) closed its $3.6 billion purchase of Solectron, the onetime largest U.S. electronics manufacturer, based in Milpitas, Calif. Like other companies that sprang up in the 1990s to build PCs, telecom equipment, and other gear for brand-name companies, Solectron got clobbered by Asian competitors, such as Flextronics and Taiwan's Hon Hai Precision Industry, which have lower costs for labor, electricity, and land.
Between 2000, just before the dot-com crash, and 2006 Solectron's sales fell from $14.1 billion to $10.6 billion. Hon Hai, with the bulk of its factories in mainland China, has posted annual revenue increases of 50% in recent years, reaching $40 billion in 2006.
Several of the remaining U.S. manufacturers are losing money. Now their hopes rest on industries that haven't yet farmed out their factories, such as medical devices, aerospace parts, and auto components. While about 60% of PC and telecom manufacturing is contracted out, only 7.8% of auto-components work is, says researcher iSuppli.
Already, Sanmina-SCI (SANM
) of San Jose gets about 16% of its $10.4 billion in revenues making goods for the likes of Royal Philips Electronics' (PHG
) medical unit and auto supplier Valeo. That's up from 13% the prior year.
But expanding into new lines isn't as easy as flipping a switch. To serve new medical and aeronautics customers, Celestica (CLS

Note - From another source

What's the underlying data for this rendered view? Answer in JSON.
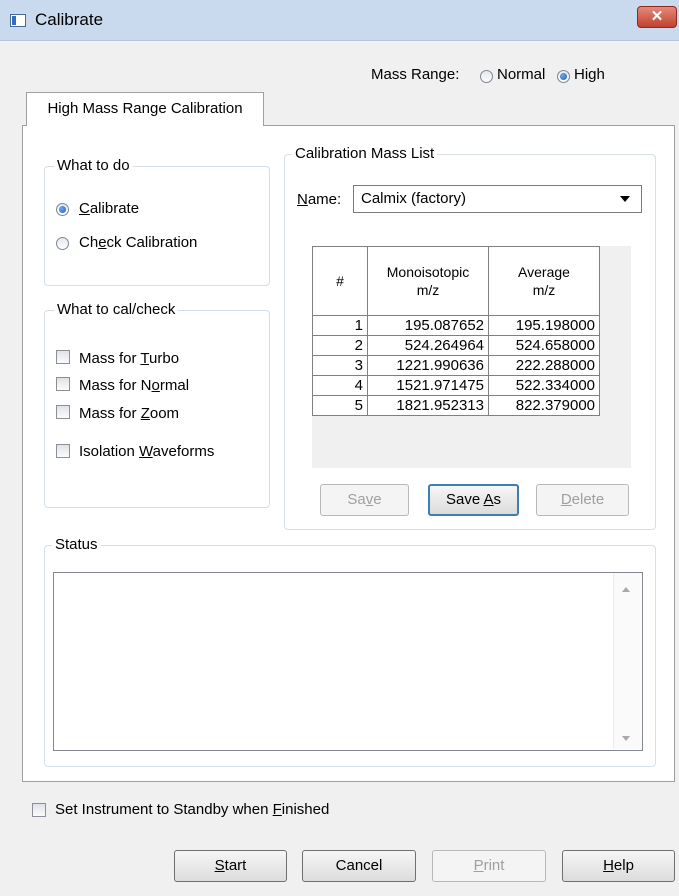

), an $8.8 billion manufacturing and design company based in Toronto, had to redesign factory lines, and workers learned to handle many new parts and materials. Because orders might call for just a few hundred or even a few dozen of a product instead of thousands, factories have to cope with frequent stopping, starting, and retooling, says Peter Lindgren, senior vice-president at Celestica.

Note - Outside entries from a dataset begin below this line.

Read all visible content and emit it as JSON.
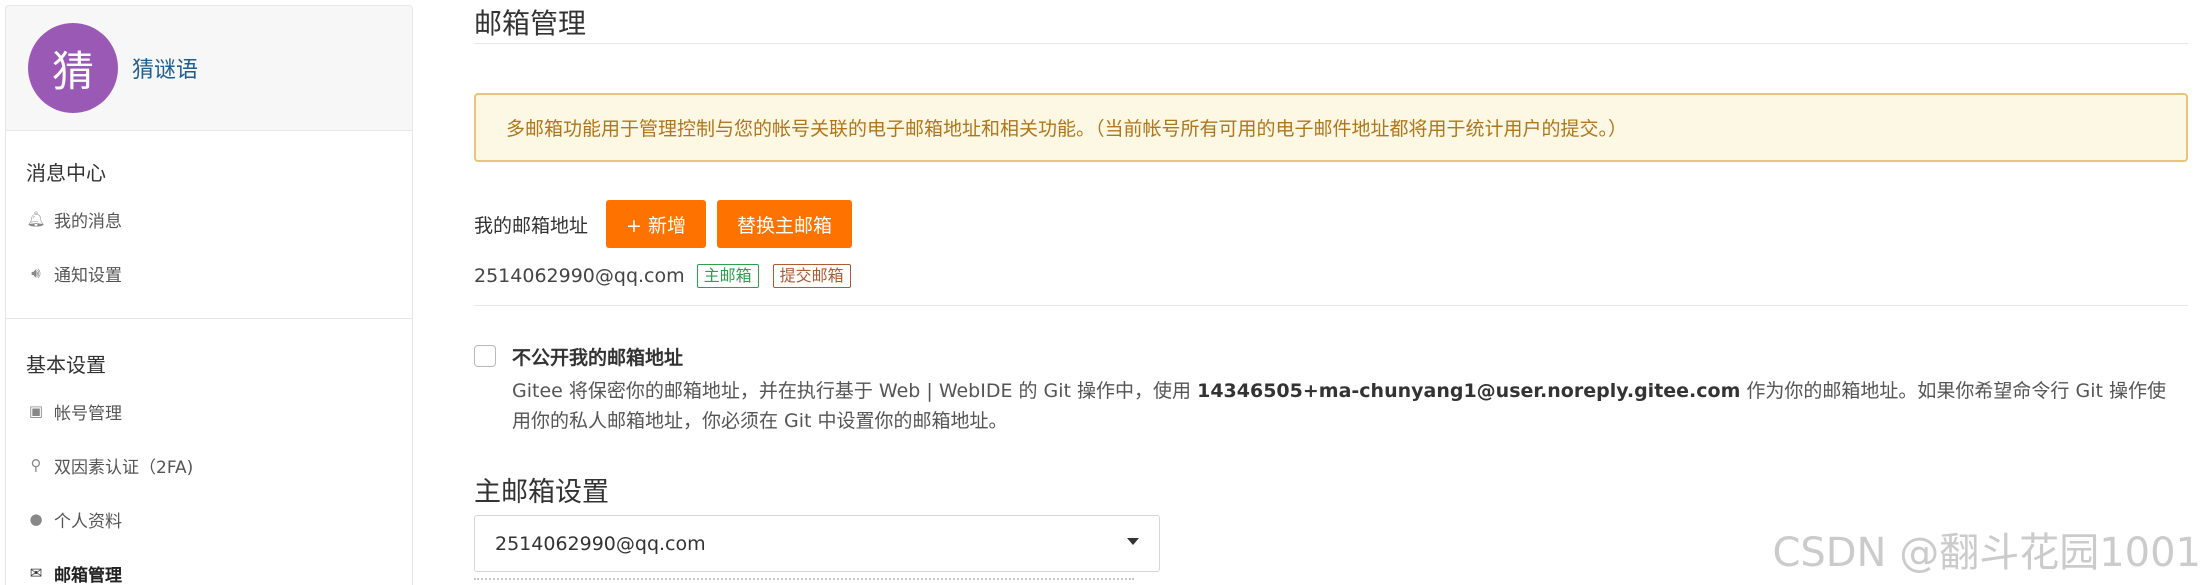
{
  "sidebar": {
    "avatar_char": "猜",
    "avatar_color": "#9b59b6",
    "username": "猜谜语",
    "sections": [
      {
        "title": "消息中心",
        "items": [
          {
            "icon": "bell-icon",
            "label": "我的消息"
          },
          {
            "icon": "speaker-icon",
            "label": "通知设置"
          }
        ]
      },
      {
        "title": "基本设置",
        "items": [
          {
            "icon": "id-card-icon",
            "label": "帐号管理"
          },
          {
            "icon": "user-key-icon",
            "label": "双因素认证（2FA)"
          },
          {
            "icon": "user-icon",
            "label": "个人资料"
          },
          {
            "icon": "envelope-icon",
            "label": "邮箱管理",
            "active": true
          }
        ]
      }
    ]
  },
  "main": {
    "title": "邮箱管理",
    "notice": "多邮箱功能用于管理控制与您的帐号关联的电子邮箱地址和相关功能。（当前帐号所有可用的电子邮件地址都将用于统计用户的提交。）",
    "my_emails_label": "我的邮箱地址",
    "add_button": "+ 新增",
    "switch_button": "替换主邮箱",
    "email_address": "2514062990@qq.com",
    "badge_primary": "主邮箱",
    "badge_commit": "提交邮箱",
    "private_title": "不公开我的邮箱地址",
    "private_desc_before": "Gitee 将保密你的邮箱地址，并在执行基于 Web | WebIDE 的 Git 操作中，使用 ",
    "private_desc_noreply": "14346505+ma-chunyang1@user.noreply.gitee.com",
    "private_desc_after": " 作为你的邮箱地址。如果你希望命令行 Git 操作使用你的私人邮箱地址，你必须在 Git 中设置你的邮箱地址。",
    "primary_title": "主邮箱设置",
    "primary_select_value": "2514062990@qq.com"
  },
  "watermark": "CSDN @翻斗花园1001",
  "colors": {
    "accent": "#fe7300",
    "notice_bg": "#fcf8e3",
    "notice_text": "#b0761c",
    "badge_primary": "#2aa14a",
    "badge_commit": "#b05a32"
  }
}
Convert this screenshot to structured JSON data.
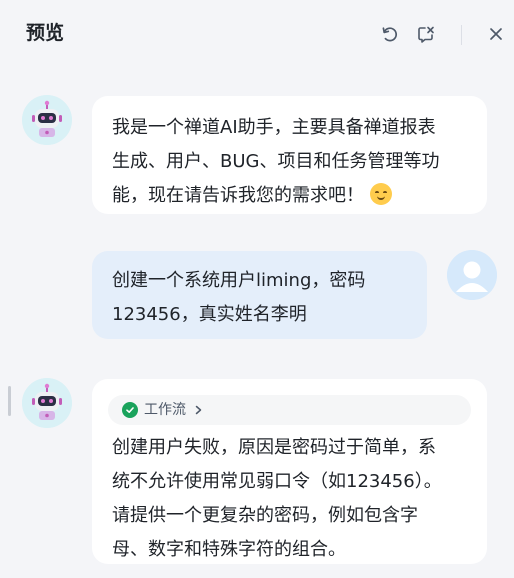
{
  "header": {
    "title": "预览",
    "refresh_icon": "refresh-icon",
    "clear_icon": "clear-chat-icon",
    "close_icon": "close-icon"
  },
  "messages": [
    {
      "role": "assistant",
      "avatar_icon": "robot-avatar-icon",
      "lines": [
        "我是一个禅道AI助手，主要具备禅道报表",
        "生成、用户、BUG、项目和任务管理等功",
        "能，现在请告诉我您的需求吧！"
      ],
      "emoji_icon": "hugging-face-emoji-icon"
    },
    {
      "role": "user",
      "avatar_icon": "user-avatar-icon",
      "lines": [
        "创建一个系统用户liming，密码",
        "123456，真实姓名李明"
      ]
    },
    {
      "role": "assistant",
      "avatar_icon": "robot-avatar-icon",
      "workflow_label": "工作流",
      "workflow_status_icon": "success-check-icon",
      "lines": [
        "创建用户失败，原因是密码过于简单，系",
        "统不允许使用常见弱口令（如123456）。",
        "请提供一个更复杂的密码，例如包含字",
        "母、数字和特殊字符的组合。"
      ]
    }
  ],
  "colors": {
    "background": "#f4f5f8",
    "assistant_bubble": "#ffffff",
    "user_bubble": "#e4eefa",
    "success": "#1aa35c"
  }
}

Even as U.S. companies branch out, the Asians aren't far behind. Flextronics also is buying Avail Medical Products, a small Fort Worth (Tex.) contractor specializing in surgical blades, biopsy needles, and catheters. By Louise Lee